Aim of the task | Your answer should consist of the lines in the data below that contain "standard".
----
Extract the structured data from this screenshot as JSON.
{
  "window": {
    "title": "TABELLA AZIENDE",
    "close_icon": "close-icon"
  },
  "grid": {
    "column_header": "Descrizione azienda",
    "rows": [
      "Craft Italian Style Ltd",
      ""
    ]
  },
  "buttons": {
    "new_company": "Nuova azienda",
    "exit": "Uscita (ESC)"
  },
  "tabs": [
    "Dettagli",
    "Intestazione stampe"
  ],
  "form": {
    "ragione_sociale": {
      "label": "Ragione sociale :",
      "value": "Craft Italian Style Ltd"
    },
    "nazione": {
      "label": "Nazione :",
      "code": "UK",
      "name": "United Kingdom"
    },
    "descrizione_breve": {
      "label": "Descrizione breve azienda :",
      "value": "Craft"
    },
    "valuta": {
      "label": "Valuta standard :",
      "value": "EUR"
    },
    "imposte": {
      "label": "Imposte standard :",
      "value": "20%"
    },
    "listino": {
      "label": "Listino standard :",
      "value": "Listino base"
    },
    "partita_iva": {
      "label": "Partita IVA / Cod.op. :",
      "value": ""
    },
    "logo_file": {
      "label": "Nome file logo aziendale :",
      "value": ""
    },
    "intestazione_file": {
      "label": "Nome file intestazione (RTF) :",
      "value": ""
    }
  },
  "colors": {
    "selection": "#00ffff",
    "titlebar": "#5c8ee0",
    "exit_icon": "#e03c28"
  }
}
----
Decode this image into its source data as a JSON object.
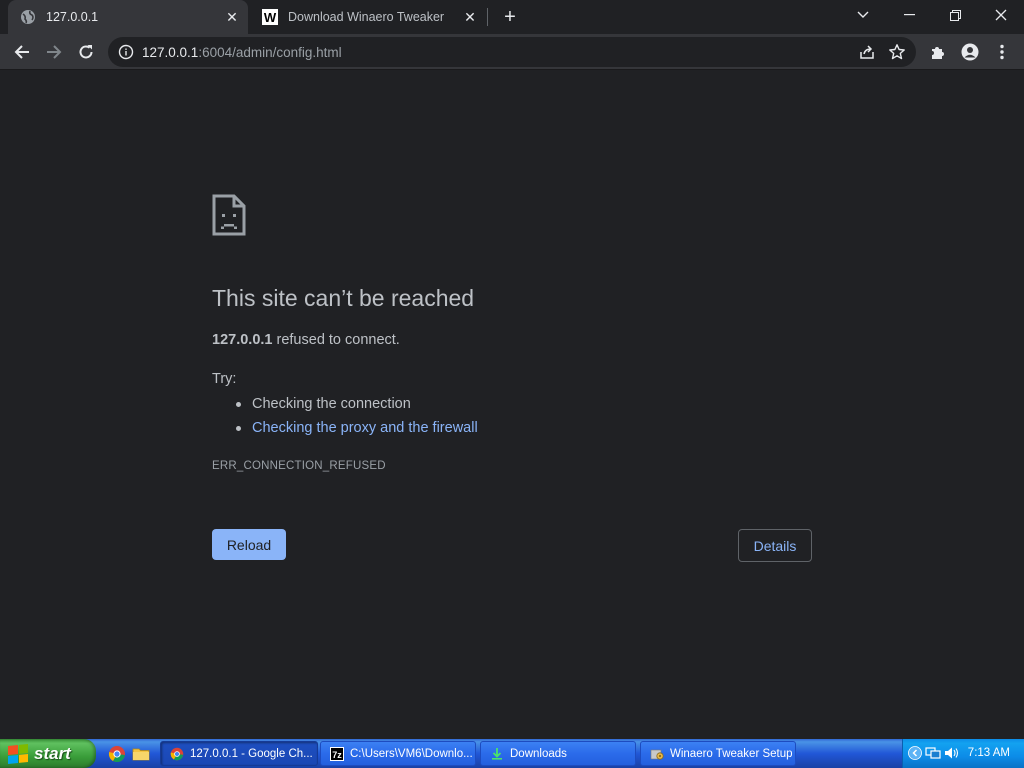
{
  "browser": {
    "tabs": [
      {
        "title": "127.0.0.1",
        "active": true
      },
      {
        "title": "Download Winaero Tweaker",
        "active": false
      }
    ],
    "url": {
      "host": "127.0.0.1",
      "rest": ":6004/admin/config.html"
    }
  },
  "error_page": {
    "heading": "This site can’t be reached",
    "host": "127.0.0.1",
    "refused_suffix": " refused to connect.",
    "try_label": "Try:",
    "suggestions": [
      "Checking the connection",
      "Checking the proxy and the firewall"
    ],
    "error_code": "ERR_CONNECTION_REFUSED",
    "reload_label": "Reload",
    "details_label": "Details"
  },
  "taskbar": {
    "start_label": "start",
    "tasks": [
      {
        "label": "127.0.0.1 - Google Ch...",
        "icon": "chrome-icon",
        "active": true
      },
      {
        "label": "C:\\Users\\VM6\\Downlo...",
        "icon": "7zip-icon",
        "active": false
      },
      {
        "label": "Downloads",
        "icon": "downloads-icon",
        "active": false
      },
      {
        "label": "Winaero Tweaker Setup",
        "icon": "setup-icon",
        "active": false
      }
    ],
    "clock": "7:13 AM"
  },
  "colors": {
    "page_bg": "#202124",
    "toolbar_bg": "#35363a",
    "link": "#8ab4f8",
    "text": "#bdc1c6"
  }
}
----
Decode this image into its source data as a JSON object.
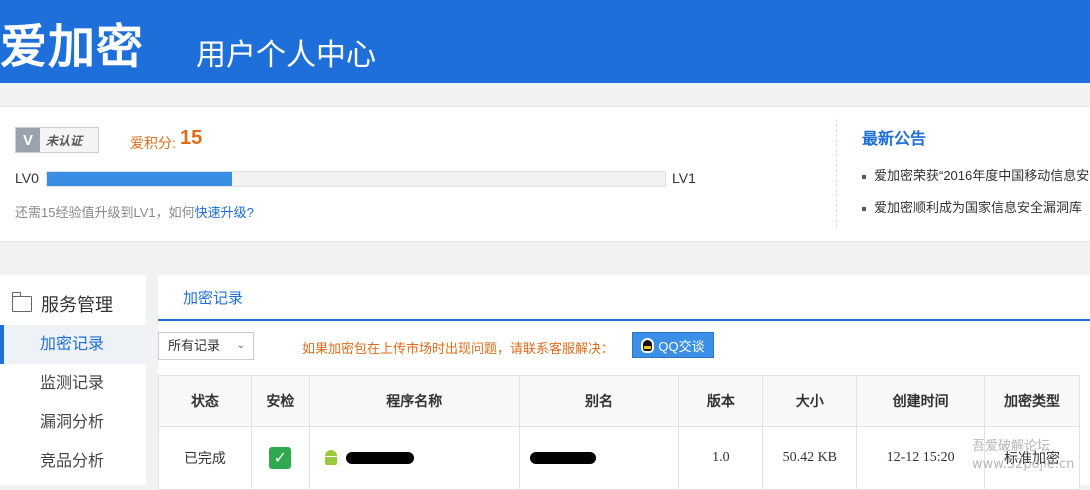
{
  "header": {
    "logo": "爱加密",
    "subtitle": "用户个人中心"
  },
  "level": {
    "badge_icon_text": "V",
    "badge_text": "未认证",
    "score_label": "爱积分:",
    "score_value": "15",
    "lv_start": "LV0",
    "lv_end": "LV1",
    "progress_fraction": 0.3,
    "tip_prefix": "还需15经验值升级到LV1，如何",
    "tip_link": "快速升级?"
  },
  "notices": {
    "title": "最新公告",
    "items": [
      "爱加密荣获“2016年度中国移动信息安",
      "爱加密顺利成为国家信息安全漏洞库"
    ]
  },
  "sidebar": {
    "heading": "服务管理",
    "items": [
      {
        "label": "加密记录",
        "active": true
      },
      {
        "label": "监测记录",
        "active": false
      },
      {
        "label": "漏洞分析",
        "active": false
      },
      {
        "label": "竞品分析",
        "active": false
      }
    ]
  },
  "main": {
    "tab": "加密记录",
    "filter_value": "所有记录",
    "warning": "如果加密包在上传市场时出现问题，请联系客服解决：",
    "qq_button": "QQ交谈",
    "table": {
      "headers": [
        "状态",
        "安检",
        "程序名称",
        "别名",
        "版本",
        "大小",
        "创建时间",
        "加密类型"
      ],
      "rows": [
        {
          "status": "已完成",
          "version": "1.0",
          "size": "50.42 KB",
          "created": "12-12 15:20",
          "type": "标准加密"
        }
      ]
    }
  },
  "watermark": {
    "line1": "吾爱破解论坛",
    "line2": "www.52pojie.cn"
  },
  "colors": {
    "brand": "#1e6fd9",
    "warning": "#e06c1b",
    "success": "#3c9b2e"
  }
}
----
Reply to the task |
      "label": "Valuta standard :",
      "label": "Imposte standard :",
      "label": "Listino standard :",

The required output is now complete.